The ice cube tray spaces are really small - the image isn’t to scale next to the full burrito so you can see it better. Each section has about 1 tablespoon of food. Keep offerings small for kids so they’re not overwhelmed - they can always have more than what you serve, and if they don't eat it you waste less food.
Here are some of our favorite breakfast burrito ingredients:
Need to modify your burrito for allergies or dietary concerns?
Teething almost always affects mealtime in some way. A sudden change of eating patterns usually means something’s up - and teeth are a very likely culprit (even before you can see them poking through the gums).
When it comes to teething and mealtime, here's some things to keep in mind:
Food ideas to help with the pain:
Remember, stay consistent with regular food at regular mealtime - you never know when they’ll pick it back up again, and we don’t want their eating to digress in the long-run!

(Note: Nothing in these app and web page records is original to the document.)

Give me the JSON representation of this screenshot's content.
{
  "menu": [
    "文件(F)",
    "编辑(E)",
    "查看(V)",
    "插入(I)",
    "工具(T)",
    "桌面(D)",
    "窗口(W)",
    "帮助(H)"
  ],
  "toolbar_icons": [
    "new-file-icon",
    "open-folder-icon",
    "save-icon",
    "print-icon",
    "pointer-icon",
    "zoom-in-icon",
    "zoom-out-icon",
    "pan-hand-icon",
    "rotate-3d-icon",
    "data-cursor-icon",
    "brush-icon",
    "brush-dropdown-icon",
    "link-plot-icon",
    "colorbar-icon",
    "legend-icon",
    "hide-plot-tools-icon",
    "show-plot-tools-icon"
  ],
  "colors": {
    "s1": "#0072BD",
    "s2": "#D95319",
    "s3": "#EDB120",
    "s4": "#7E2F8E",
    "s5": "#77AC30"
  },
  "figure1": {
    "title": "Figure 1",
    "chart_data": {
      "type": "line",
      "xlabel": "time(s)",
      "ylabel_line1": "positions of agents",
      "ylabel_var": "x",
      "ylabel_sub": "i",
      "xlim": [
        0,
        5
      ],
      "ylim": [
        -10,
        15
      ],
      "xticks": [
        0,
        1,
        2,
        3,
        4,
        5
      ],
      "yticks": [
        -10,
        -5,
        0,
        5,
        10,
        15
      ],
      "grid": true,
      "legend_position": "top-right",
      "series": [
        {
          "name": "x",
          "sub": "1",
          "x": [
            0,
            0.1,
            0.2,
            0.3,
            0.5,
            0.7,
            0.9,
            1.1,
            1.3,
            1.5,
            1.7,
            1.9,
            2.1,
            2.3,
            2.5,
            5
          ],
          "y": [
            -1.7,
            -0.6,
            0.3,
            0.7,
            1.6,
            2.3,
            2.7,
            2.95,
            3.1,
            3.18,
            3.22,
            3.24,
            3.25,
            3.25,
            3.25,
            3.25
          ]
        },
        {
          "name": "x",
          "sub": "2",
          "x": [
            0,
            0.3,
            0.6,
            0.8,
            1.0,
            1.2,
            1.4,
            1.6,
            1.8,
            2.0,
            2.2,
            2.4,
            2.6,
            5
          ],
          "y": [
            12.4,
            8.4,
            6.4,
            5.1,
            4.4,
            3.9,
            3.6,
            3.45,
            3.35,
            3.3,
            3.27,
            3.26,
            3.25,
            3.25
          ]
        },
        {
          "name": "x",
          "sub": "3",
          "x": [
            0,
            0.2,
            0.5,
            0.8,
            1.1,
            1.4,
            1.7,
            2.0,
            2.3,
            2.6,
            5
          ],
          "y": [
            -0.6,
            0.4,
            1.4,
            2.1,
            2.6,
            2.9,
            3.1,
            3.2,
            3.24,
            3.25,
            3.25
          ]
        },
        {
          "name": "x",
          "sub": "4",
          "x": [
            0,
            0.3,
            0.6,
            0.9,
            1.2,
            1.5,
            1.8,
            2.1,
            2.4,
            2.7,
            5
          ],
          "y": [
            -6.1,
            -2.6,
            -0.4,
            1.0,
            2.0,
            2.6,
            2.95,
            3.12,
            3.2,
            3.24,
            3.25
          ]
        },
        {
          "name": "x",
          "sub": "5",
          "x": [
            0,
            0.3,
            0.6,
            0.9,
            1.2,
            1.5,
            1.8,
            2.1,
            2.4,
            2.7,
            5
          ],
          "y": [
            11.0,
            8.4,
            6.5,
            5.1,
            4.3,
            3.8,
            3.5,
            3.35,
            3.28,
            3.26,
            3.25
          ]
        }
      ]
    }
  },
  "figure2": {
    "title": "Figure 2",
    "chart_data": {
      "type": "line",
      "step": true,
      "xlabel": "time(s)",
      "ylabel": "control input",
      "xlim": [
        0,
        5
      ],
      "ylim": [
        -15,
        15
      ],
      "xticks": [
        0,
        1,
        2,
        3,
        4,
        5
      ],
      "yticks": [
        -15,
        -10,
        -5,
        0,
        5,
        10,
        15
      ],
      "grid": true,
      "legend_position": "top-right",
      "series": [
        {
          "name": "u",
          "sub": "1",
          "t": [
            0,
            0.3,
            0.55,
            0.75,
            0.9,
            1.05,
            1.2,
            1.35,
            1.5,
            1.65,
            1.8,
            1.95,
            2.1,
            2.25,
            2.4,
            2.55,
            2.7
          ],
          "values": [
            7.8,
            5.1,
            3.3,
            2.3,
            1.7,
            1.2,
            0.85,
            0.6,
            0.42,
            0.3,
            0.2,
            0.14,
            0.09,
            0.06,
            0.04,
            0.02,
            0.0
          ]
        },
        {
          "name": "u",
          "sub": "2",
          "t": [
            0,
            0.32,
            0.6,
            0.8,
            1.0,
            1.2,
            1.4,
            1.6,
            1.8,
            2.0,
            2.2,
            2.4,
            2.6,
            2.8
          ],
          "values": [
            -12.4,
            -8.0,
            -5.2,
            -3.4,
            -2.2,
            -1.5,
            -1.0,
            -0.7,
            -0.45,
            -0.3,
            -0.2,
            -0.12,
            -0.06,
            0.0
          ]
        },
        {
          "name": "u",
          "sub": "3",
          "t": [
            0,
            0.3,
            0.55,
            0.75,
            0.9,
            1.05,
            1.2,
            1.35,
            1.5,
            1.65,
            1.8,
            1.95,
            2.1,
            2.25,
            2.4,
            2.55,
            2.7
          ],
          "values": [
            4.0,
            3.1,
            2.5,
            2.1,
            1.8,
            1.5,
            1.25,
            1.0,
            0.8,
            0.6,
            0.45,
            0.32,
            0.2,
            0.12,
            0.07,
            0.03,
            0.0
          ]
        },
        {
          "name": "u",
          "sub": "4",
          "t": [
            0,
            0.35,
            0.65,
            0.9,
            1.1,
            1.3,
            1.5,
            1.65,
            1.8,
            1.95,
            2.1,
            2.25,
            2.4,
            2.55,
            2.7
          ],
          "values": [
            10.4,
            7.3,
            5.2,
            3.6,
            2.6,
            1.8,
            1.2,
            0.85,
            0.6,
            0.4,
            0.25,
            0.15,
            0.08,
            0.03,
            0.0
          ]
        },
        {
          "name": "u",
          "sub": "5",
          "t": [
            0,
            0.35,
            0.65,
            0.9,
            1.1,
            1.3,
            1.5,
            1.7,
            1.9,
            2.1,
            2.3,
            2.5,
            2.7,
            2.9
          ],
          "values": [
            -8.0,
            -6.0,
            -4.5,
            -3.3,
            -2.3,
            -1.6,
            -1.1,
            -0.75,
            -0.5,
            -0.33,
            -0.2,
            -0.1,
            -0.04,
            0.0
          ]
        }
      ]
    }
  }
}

Oh, the things we learn when we become parents, right? As feeding professionals who have worked with thousands of families - and moms ourselves - we have both learned a lot more about food than we ever learned in school. Fortunately, there is still so much more to learn and more ways to grow in our understanding...but here are some things we know to be true right now"
Need more help? Our online courses are here to help you navigate feeding your kids under age 7! The infant course is appropriate for new eaters and babies who haven’t learned to self-feed; our toddler course is best for kids 10 months - 6 years.
We love squash, especially during the fall months! These fall favorites are super high in vitamins and minerals and have a hearty texture that helps bulk up a meal so you’re satisfied when finished and have more leftover! They’re a great first food for baby because they’re soft enough for strong gums and are usually well liked by new eaters.
These delicious beauties are shown here cut as wedges - technically some of them are half moons because of the round shape of the squash. All that matters is that baby can pick them up using a palmar grasp and can bring them to their mouth.
A few things to note:
These are simple preparations - you can change it up as much as you'd like to meet your family's needs and favorite tastes.
Need help encouraging your baby to feed themself real foods? Check out our online Infant Feeding Course to get professional nutrition and feeding help from the comfort of your home!
Megan and Judy, co-owners of Feeding Littles, bring you helpful info on food, nutrition, picky eating, and feeding young children. Megan McNamee MPH, RDN is a Registered Dietitian Nutritionist based in Scottsdale, Arizona. Judy Delaware, OTR/L is an Occupational Therapist specializing in feeding therapy with children 3 and under in Boulder, Colorado. Megan and Judy are both moms of two and love helping families develop a healthy appetite for all foods!